Date of Award
Doctor of Philosophy (PhD)
Dr, A.N. Hrymak
Dr. J. Vlachopoulos
Coextrusion is the simultaneous extrusion from a single die of two or more homogeneous melts which form a lamellar structure. Each resin needs its own extruder and a single extruder can supply more than one layer of the same resin. In recent years, coextrusion has gained importance because it is an economical and effective method to obtain plastic products that meet specific market requirements. From the fluid mechanics point of view, one of the main features of the coextrusion process is the presence of internal interfaces (that separate the fluid phases) and contact lines (which are formed when an interface intersects the die wall). Two types of problems exist in the coextrusion process; interfacial flow instability and non-uniform layer thickness distribution. Non-uniform layer distribution refers to the change in thickness of the distribution of the layers across the width of the sheet. Interfacial flow instability appears as an unsteady waviness of the interface between the two polymers. Materials with different theological properties such as apparent viscosity, elasticity and shear stress effects, give rise to irregular interfaces, which lead to high scrap rates and undesired mechanical and optical properties. This work focuses on the problem of interfacial instability. The study examines the main parameters involved in coextrusion operations, i.e., die design, processing conditions and rheological properties of polymer systems, in order to understand both their influence on the interfacial instability and suggest ways to control the instability. By means of a transient solution, the interfacial stability of a given coextrusion flow system can be analyzed in terms of the evolution of the interface in time in response to a external perturbation.

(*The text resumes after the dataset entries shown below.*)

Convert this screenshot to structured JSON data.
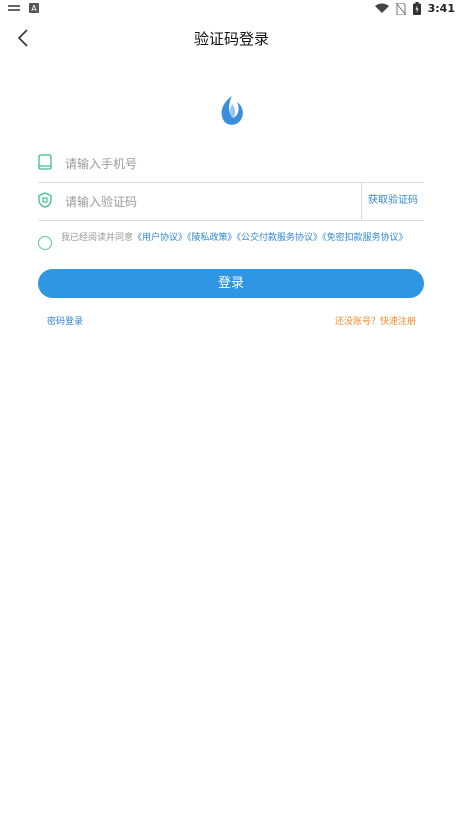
{
  "status_bar": {
    "time": "3:41",
    "left_icons": [
      "notification-icon",
      "app-store-icon"
    ],
    "right_icons": [
      "wifi-icon",
      "no-sim-icon",
      "battery-icon"
    ]
  },
  "header": {
    "title": "验证码登录",
    "back_icon": "chevron-left-icon"
  },
  "form": {
    "phone_placeholder": "请输入手机号",
    "phone_value": "",
    "code_placeholder": "请输入验证码",
    "code_value": "",
    "get_code_label": "获取验证码"
  },
  "agreement": {
    "prefix": "我已经阅读并同意",
    "links": [
      "《用户协议》",
      "《陵私政策》",
      "《公交付款服务协议》",
      "《免密扣款服务协议》"
    ]
  },
  "login_label": "登录",
  "password_login_label": "密码登录",
  "register_label": "还没账号？快速注册",
  "colors": {
    "accent": "#2f96e4",
    "link": "#2f86d2",
    "icon_green": "#3dbb8f",
    "register_orange": "#f28a2e"
  }
}
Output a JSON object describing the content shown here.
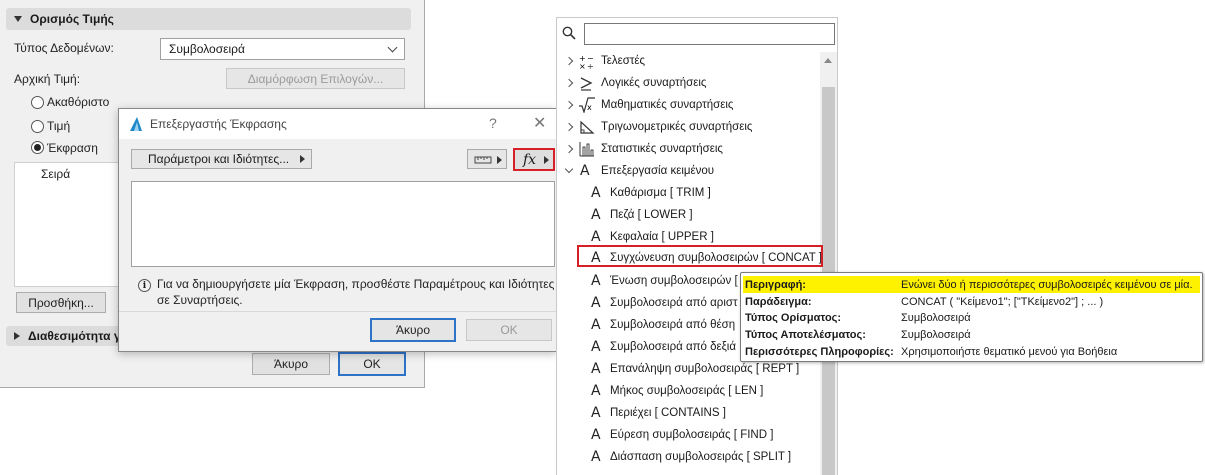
{
  "settings_panel": {
    "section_value": "Ορισμός Τιμής",
    "data_type_label": "Τύπος Δεδομένων:",
    "data_type_value": "Συμβολοσειρά",
    "initial_value_label": "Αρχική Τιμή:",
    "config_options_button": "Διαμόρφωση Επιλογών...",
    "radio_undefined": "Ακαθόριστο",
    "radio_value": "Τιμή",
    "radio_expression": "Έκφραση",
    "column_label": "Σειρά",
    "add_button": "Προσθήκη...",
    "section_availability": "Διαθεσιμότητα γ",
    "cancel_button": "Άκυρο",
    "ok_button": "OK"
  },
  "expression_editor": {
    "title": "Επεξεργαστής Έκφρασης",
    "help_symbol": "?",
    "close_symbol": "✕",
    "params_button": "Παράμετροι και Ιδιότητες...",
    "fx_label": "fx",
    "info_text": "Για να δημιουργήσετε μία Έκφραση, προσθέστε Παραμέτρους και Ιδιότητες σε Συναρτήσεις.",
    "cancel_button": "Άκυρο",
    "ok_button": "OK"
  },
  "function_tree": {
    "search_placeholder": "",
    "categories": [
      {
        "label": "Τελεστές",
        "icon": "operators-icon",
        "expanded": false
      },
      {
        "label": "Λογικές συναρτήσεις",
        "icon": "logical-icon",
        "expanded": false
      },
      {
        "label": "Μαθηματικές συναρτήσεις",
        "icon": "math-icon",
        "expanded": false
      },
      {
        "label": "Τριγωνομετρικές συναρτήσεις",
        "icon": "trig-icon",
        "expanded": false
      },
      {
        "label": "Στατιστικές συναρτήσεις",
        "icon": "stats-icon",
        "expanded": false
      },
      {
        "label": "Επεξεργασία κειμένου",
        "icon": "text-icon",
        "expanded": true
      }
    ],
    "text_functions": [
      "Καθάρισμα [ TRIM ]",
      "Πεζά [ LOWER ]",
      "Κεφαλαία [ UPPER ]",
      "Συγχώνευση συμβολοσειρών [ CONCAT ]",
      "Ένωση συμβολοσειρών [",
      "Συμβολοσειρά από αριστ",
      "Συμβολοσειρά από θέση",
      "Συμβολοσειρά από δεξιά",
      "Επανάληψη συμβολοσειράς [ REPT ]",
      "Μήκος συμβολοσειράς [ LEN ]",
      "Περιέχει [ CONTAINS ]",
      "Εύρεση συμβολοσειράς [ FIND ]",
      "Διάσπαση συμβολοσειράς [ SPLIT ]"
    ],
    "function_glyph": "A",
    "selected_index": 3
  },
  "tooltip": {
    "description_label": "Περιγραφή:",
    "description_value": "Ενώνει δύο ή περισσότερες συμβολοσειρές κειμένου σε μία.",
    "example_label": "Παράδειγμα:",
    "example_value": "CONCAT ( \"Κείμενο1\"; [\"ΤΚείμενο2\"] ; ... )",
    "arg_type_label": "Τύπος Ορίσματος:",
    "arg_type_value": "Συμβολοσειρά",
    "result_type_label": "Τύπος Αποτελέσματος:",
    "result_type_value": "Συμβολοσειρά",
    "more_info_label": "Περισσότερες Πληροφορίες:",
    "more_info_value": "Χρησιμοποιήστε θεματικό μενού για Βοήθεια"
  },
  "colors": {
    "highlight_red": "#d61f26",
    "tooltip_highlight": "#fff200",
    "primary_button_border": "#2e73c8"
  }
}
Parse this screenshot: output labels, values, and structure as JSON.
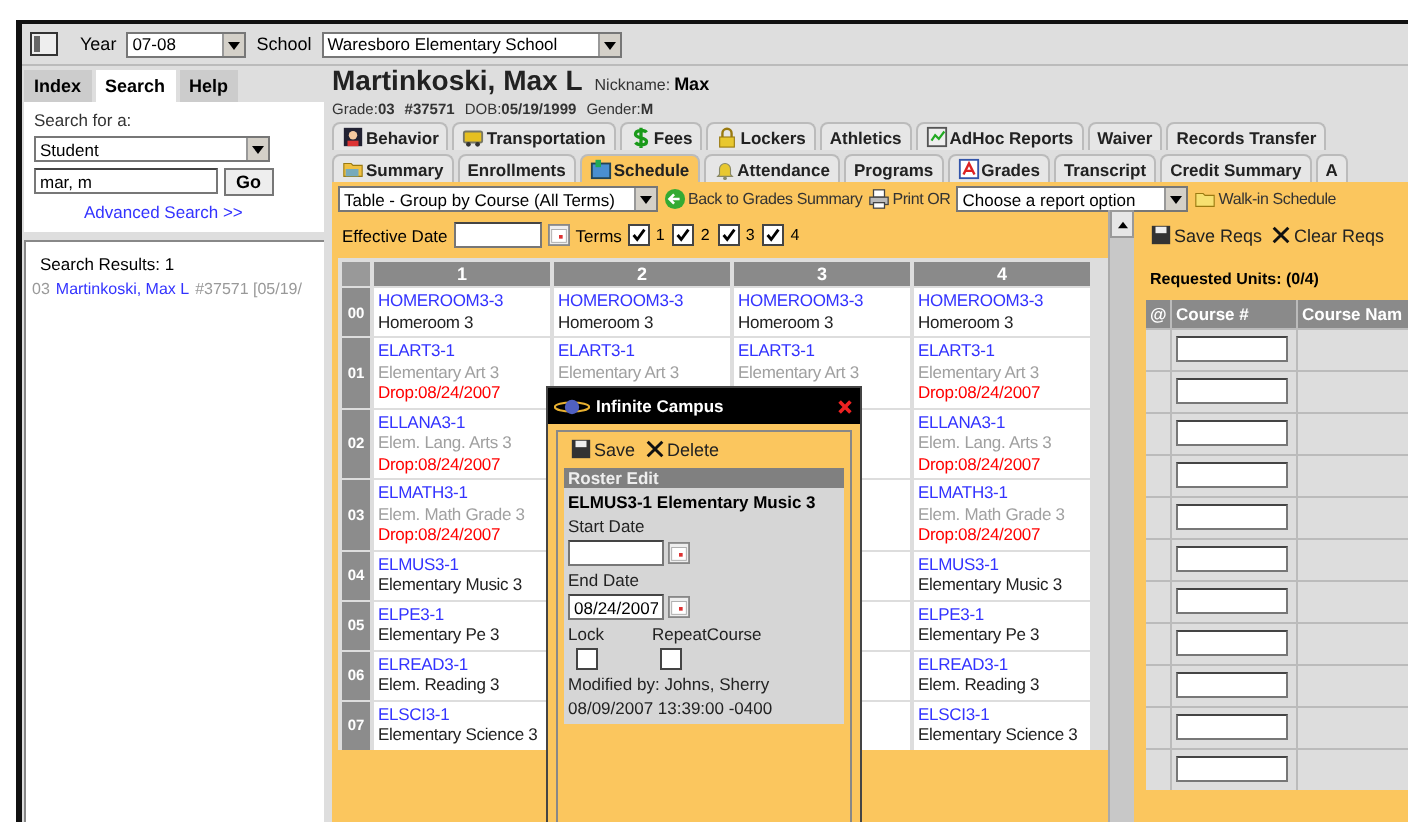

Two-dimensional time-dependent finite element solutions of the bi-component flow of Newtonian, generalized Newtonian (Carreau model) and viscoelastic (Criminale-Ericksen-Filbey or CEF) fluids in complex geometries (parallel plates, abrupt and tapered expansions and contractions, and a coat-hanger die geometry), are presented. For the case of Newtonian and generalized Newtonian fluid systems through parallel plates, solutions have been successfully compared against experimental data from the literature and previous results provided by linear stability analysis (LSA). An industrial problem has been studied and the numerical simulation of a two layer homopolymer LDPE 1321(TM) (Dow Chemical Co.) through a tear drop coat-hanger die has been carried out. Finally, CEF flow solutions show that for given elasticity, viscosity and flowrate ratios, the interface between the two fluids has an irregular shape even in the steady state. This anomaly at the interface is qualitatively similar to that observed in experimental results from unstable coextrusion samples.
Rincon, Alberto, "Transient simulation of non-Newtonian coextrusion flows in complex geometrics" (1998). Open Access Dissertations and Theses. Paper 1955.